WASHINGTON, Jan. 18 (UPI) -- Inauguration festivities kicked off at the White House Friday as the president and first lady hosted supporters ahead of Sunday's official swearing-in.
"As is commonplace with past Administrations of both parties, the president and first lady today [Friday] hosted friends and supporters at the White House in advance of the president's inauguration weekend. The event was paid for by the Presidential Inaugural Committee," the White House said in response to reporters' questions about a benefactors' brunch and reception.
The official swearing-in will be held Sunday in accordance with the constitutional deadline, with ceremonial festivities, including two balls, scheduled for Monday.
Supporters say they're just as excited about President Barack Obama's second inauguration as they were his first, The Washington Post reported.
Patricia Leake, a restaurant management consultant from Raleigh, N.C., told the Post she plans to travel to Washington to attend the festivities. She said she attended the first inauguration as well.

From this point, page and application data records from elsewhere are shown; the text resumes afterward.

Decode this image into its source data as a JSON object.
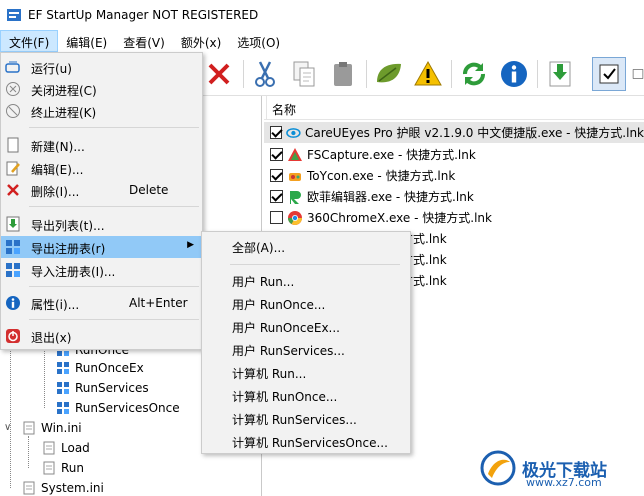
{
  "window": {
    "title": "EF StartUp Manager NOT REGISTERED"
  },
  "menubar": [
    {
      "label": "文件(F)",
      "active": true
    },
    {
      "label": "编辑(E)"
    },
    {
      "label": "查看(V)"
    },
    {
      "label": "额外(x)"
    },
    {
      "label": "选项(O)"
    }
  ],
  "toolbar": {
    "icons": [
      "delete-x-icon",
      "cut-icon",
      "copy-icon",
      "paste-icon",
      "leaf-icon",
      "warning-icon",
      "refresh-icon",
      "info-icon",
      "download-icon",
      "checked-view-icon",
      "window-icon"
    ]
  },
  "list": {
    "header": "名称",
    "rows": [
      {
        "text": "CareUEyes Pro 护眼 v2.1.9.0 中文便捷版.exe - 快捷方式.lnk",
        "checked": true,
        "selected": true,
        "icon": "eye-icon"
      },
      {
        "text": "FSCapture.exe - 快捷方式.lnk",
        "checked": true,
        "icon": "fscapture-icon"
      },
      {
        "text": "ToYcon.exe - 快捷方式.lnk",
        "checked": true,
        "icon": "toycon-icon"
      },
      {
        "text": "欧菲编辑器.exe - 快捷方式.lnk",
        "checked": true,
        "icon": "editor-icon"
      },
      {
        "text": "360ChromeX.exe - 快捷方式.lnk",
        "checked": false,
        "icon": "chrome-icon"
      },
      {
        "text": "方式.lnk",
        "checked": false,
        "icon": "app-icon"
      },
      {
        "text": "方式.lnk",
        "checked": false,
        "icon": "app-icon"
      },
      {
        "text": "捷方式.lnk",
        "checked": false,
        "icon": "app-icon"
      }
    ]
  },
  "tree": {
    "items": [
      {
        "label": "RunOnce"
      },
      {
        "label": "RunOnceEx"
      },
      {
        "label": "RunServices"
      },
      {
        "label": "RunServicesOnce"
      },
      {
        "label": "Win.ini"
      },
      {
        "label": "Load"
      },
      {
        "label": "Run"
      },
      {
        "label": "System.ini"
      }
    ]
  },
  "file_menu": {
    "items": [
      {
        "label": "运行(u)",
        "shortcut": ""
      },
      {
        "label": "关闭进程(C)",
        "shortcut": ""
      },
      {
        "label": "终止进程(K)",
        "shortcut": ""
      },
      {
        "label": "新建(N)...",
        "shortcut": ""
      },
      {
        "label": "编辑(E)...",
        "shortcut": ""
      },
      {
        "label": "删除(I)...",
        "shortcut": "Delete"
      },
      {
        "label": "导出列表(t)...",
        "shortcut": ""
      },
      {
        "label": "导出注册表(r)",
        "shortcut": ""
      },
      {
        "label": "导入注册表(I)...",
        "shortcut": ""
      },
      {
        "label": "属性(i)...",
        "shortcut": "Alt+Enter"
      },
      {
        "label": "退出(x)",
        "shortcut": ""
      }
    ]
  },
  "export_submenu": {
    "items": [
      "全部(A)...",
      "用户 Run...",
      "用户 RunOnce...",
      "用户 RunOnceEx...",
      "用户 RunServices...",
      "计算机 Run...",
      "计算机 RunOnce...",
      "计算机 RunServices...",
      "计算机 RunServicesOnce..."
    ]
  },
  "watermark": {
    "text": "极光下载站",
    "url": "www.xz7.com"
  },
  "colors": {
    "menu_highlight": "#91c9f7",
    "menu_bg": "#f2f2f2",
    "selected_row": "#e5e5e5",
    "accent_blue": "#1b5fb0"
  }
}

"There is no way I'm not going to be there again," Leake said. "I don't expect it to be as historical as the first one. But it will be exciting, and it will show the faith we still have in him."
Washington author and poet E. Ethelbert Miller said Obama's re-election is as significant as when he was first elected in 2008.
"As an African-American, what you really got happy about was you realized white people could go and elect a black president not just once, but twice," Miller said.
"When President Obama stands at the lectern and speaks, he is speaking into the past 50 years to [civil rights leader] Dr. [Martin Luther] King," said Aaron Jenkins, 31. And Dr. King "50 years ago spoke in the future to Barack Obama."
|Additional U.S. News Stories|
LONDON, May 25 (UPI) --Three more suspects were arrested Saturday evening in the hacking death of a British soldier in London.
JAKARTA, May 25 (UPI) --South Korean pop star Psy will perform in Indonesia at a concert celebrating diplomatic ties between the two countries, his management agency said Saturday.
WASHINGTON, May 26 (UPI) --In the U.S. non-federal sector, older workers are more likely than younger counterparts to report being able to put their best skills to use, a survey says.